The collapse was one of a series of bankruptcies in the crypto industry this year as digital asset markets tumbled from 2021 peaks. A crypto exchange is a platform on which investors can trade digital tokens such as bitcoin.

As legal challenges mount, the U.S. Congress is also looking at crafting legislation to rein in a loosely-regulated industry.

FTX has shared findings with the SEC and U.S. prosecutors, and is investigating whether Bankman-Fried’s parents were involved in the operation.

The attorney general’s office of the Bahamas said it expected Bankman-Fried to be extradited to the United States.

Bankman-Fried resigned as FTX’s CEO the same day as the bankruptcy filing. FTX’s liquidity crunch came after he secretly used $10 billion in customer funds to support his proprietary trading firm Alameda, Reuters has reported.

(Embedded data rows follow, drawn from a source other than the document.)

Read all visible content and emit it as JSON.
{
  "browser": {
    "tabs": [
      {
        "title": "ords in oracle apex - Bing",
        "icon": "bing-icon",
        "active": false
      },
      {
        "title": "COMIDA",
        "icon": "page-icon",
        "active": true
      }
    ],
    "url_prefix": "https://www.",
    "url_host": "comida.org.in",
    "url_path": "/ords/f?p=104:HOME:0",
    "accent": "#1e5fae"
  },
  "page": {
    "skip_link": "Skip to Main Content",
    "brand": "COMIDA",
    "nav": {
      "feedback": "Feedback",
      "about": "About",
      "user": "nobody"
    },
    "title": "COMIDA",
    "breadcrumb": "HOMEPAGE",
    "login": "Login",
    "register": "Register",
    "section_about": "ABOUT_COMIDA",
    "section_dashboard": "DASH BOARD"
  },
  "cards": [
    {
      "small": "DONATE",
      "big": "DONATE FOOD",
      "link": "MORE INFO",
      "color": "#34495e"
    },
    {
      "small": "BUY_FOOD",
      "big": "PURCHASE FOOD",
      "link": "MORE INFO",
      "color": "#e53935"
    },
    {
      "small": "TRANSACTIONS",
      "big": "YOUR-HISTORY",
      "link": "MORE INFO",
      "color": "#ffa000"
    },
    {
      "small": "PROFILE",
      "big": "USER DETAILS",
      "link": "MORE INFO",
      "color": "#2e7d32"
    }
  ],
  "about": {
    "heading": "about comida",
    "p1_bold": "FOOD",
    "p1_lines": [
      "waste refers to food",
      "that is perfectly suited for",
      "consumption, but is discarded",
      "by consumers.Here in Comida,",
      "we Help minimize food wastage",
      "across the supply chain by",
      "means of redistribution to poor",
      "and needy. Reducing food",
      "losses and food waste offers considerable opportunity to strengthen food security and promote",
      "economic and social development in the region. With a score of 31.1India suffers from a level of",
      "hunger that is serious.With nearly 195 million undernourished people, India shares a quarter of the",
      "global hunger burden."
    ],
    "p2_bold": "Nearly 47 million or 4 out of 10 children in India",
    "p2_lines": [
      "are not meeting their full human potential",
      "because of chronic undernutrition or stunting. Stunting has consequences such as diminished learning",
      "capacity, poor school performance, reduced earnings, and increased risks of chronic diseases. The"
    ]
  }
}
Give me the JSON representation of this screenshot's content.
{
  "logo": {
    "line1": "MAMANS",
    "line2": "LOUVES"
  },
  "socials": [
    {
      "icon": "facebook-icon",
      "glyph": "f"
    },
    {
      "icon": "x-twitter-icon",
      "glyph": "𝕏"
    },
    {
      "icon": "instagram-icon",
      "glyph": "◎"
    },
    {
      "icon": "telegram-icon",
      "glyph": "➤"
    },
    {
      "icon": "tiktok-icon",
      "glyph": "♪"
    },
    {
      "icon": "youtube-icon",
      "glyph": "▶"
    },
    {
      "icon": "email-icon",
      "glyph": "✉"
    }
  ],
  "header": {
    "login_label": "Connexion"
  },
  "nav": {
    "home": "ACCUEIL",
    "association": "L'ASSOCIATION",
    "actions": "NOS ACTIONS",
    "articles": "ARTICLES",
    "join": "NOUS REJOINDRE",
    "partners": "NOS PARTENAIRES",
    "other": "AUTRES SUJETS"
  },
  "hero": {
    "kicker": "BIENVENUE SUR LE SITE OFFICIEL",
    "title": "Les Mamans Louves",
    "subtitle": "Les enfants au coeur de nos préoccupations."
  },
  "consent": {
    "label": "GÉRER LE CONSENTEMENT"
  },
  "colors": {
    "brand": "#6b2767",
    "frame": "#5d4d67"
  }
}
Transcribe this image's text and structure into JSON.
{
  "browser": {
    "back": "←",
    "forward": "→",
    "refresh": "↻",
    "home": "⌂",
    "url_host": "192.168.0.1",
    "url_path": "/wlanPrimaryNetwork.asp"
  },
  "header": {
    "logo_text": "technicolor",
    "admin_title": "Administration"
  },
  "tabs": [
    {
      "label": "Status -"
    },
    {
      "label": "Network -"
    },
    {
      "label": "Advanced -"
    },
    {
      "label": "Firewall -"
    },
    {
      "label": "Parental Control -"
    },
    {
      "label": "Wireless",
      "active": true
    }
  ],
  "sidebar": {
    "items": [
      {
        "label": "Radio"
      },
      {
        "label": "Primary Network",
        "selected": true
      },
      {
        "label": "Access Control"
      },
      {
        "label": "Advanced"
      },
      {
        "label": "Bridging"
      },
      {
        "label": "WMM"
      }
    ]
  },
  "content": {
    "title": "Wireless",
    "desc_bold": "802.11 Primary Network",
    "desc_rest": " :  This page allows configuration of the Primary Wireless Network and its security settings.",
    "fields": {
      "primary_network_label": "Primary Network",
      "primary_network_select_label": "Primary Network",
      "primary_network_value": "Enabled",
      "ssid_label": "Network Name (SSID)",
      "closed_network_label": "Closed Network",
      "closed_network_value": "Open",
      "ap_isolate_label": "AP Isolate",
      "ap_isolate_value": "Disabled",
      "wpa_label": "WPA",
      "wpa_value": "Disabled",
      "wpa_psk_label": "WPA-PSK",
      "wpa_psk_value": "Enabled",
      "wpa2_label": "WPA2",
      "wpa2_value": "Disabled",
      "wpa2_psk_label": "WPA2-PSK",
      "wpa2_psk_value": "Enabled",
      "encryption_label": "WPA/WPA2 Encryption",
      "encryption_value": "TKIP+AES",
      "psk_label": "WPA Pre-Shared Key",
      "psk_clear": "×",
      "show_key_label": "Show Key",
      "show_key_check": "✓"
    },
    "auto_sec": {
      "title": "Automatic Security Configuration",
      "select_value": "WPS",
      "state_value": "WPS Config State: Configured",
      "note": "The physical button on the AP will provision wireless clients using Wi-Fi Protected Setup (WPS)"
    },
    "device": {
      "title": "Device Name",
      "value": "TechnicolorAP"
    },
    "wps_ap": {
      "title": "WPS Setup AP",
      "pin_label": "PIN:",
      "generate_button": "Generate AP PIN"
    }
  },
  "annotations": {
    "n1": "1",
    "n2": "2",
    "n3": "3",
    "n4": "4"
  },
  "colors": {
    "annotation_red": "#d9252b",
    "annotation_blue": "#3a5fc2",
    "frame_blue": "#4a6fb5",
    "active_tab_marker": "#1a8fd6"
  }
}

At least $1 billion in customer funds had vanished.

Related Galleries:

FTX CEO Sam Bankman-Fried poses for a picture, in an unspecified location, in this undated handout picture, obtained by Reuters on July 5, 2022. FTX/Handout via REUTERS/File Photo

The front page of the U.S. federal indictment of FTX founder Samuel Bankman-Fried by U.S. prosecutors in the Southern District of New York on charges of a conspiracy to commit wire fraud, is seen after being released by the U.S. Justice Department in Washington, U.S. December 13, 2022. REUTERS/Jim Bourg

U.S. attorney Damian Williams speaks to the media regarding the indictment of Samuel Bankman-Fried the founder of failed crypto exchange FTX in New York City, U.S., December 13, 2022. REUTERS/David ‘Dee’ Delgado

FTX Group CEO John J. Ray III attends a U.S. House Financial Services Committee hearing investigating the collapse of the now-bankrupt crypto exchange FTX after the arrest of FTX founder Sam Bankman-Fried, on Capitol Hill in Washington, U.S. December 13, 2022. REUTERS/Sarah Silbiger

The logo of FTX is seen at the entrance of the FTX Arena in Miami, Florida, U.S., November 12, 2022. REUTERS/Marco Bello/File Photo/File Photo/File Photo

Police are stand near the rear entrance of the Magistrate Court building where Sam Bankman-Fried will appear before the Chief Magistrate today. Bankman-Fried, who founded and led FTX until a liquidity crunch forced the cryptocurrency exchange to declare bankruptcy last month, was arrested after being criminally charged by U.S. prosecutors, in Nassau, Bahamas December 13, 2022. REUTERS/Dante Carrer

Police block the road in front of the Magistrate Court building where Sam Bankman-Fried will appear before the Chief Magistrate today. Bankman-Fried, who founded and led FTX until a liquidity crunch forced the cryptocurrency exchange to declare bankruptcy last month, was arrested after being criminally charged by U.S. prosecutors, in Nassau, Bahamas December 13, 2022. REUTERS/Dante Carrer

An exterior view shows the Magistrate Court building where Sam Bankman-Fried will appear before the Chief Magistrate today. Bankman-Fried, who founded and led FTX until a liquidity crunch forced the cryptocurrency exchange to declare bankruptcy last month, was arrested after being criminally charged by U.S. prosecutors, in Nassau, Bahamas December 13, 2022. REUTERS/Dante Carrer

FTX founder Sam Bankman-Fried poses for a picture, in an unspecified location, in this undated handout picture, obtained by Reuters on July 5, 2022. FTX/Handout via REUTERS/File Photo/File Photo